Entries from a dataset of interfaces:
-- Opening Marker --

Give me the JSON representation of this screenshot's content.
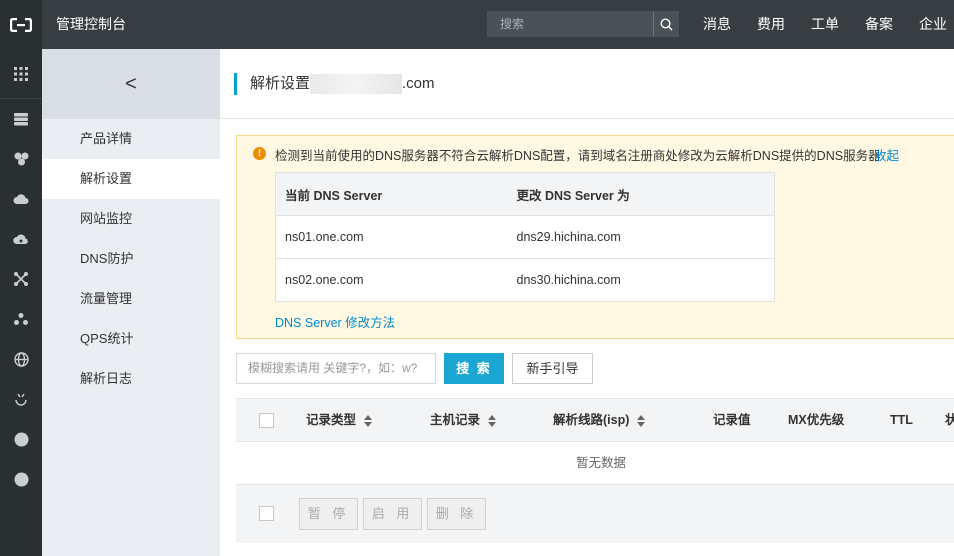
{
  "topbar": {
    "title": "管理控制台",
    "search_placeholder": "搜索",
    "nav": [
      "消息",
      "费用",
      "工单",
      "备案",
      "企业"
    ]
  },
  "rail_icons": [
    "apps-grid-icon",
    "server-icon",
    "cluster-icon",
    "cloud-database-icon",
    "cloud-speed-icon",
    "network-nodes-icon",
    "hierarchy-icon",
    "globe-icon",
    "monitor-icon",
    "circle-icon",
    "circle-icon"
  ],
  "subnav": {
    "back": "<",
    "items": [
      "产品详情",
      "解析设置",
      "网站监控",
      "DNS防护",
      "流量管理",
      "QPS统计",
      "解析日志"
    ],
    "active_index": 1
  },
  "page": {
    "title": "解析设置",
    "domain_suffix": ".com"
  },
  "notice": {
    "text": "检测到当前使用的DNS服务器不符合云解析DNS配置，请到域名注册商处修改为云解析DNS提供的DNS服务器",
    "collapse": "收起",
    "table": {
      "headers": [
        "当前 DNS Server",
        "更改 DNS Server 为"
      ],
      "rows": [
        [
          "ns01.one.com",
          "dns29.hichina.com"
        ],
        [
          "ns02.one.com",
          "dns30.hichina.com"
        ]
      ]
    },
    "footer_link": "DNS Server 修改方法"
  },
  "filter": {
    "placeholder": "模糊搜索请用 关键字?，如：w?",
    "search_button": "搜 索",
    "guide_button": "新手引导"
  },
  "records": {
    "headers": [
      "记录类型",
      "主机记录",
      "解析线路(isp)",
      "记录值",
      "MX优先级",
      "TTL",
      "状"
    ],
    "empty": "暂无数据",
    "actions": [
      "暂 停",
      "启 用",
      "删 除"
    ]
  },
  "colors": {
    "topbar": "#373d41",
    "accent": "#00a2ca",
    "primary_button": "#1ba6d1",
    "notice_bg": "#fff8e3",
    "link": "#0089d2"
  }
}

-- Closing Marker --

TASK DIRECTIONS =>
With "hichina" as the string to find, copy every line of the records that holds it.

TASK RESPONSE =>
          "dns29.hichina.com"
          "dns30.hichina.com"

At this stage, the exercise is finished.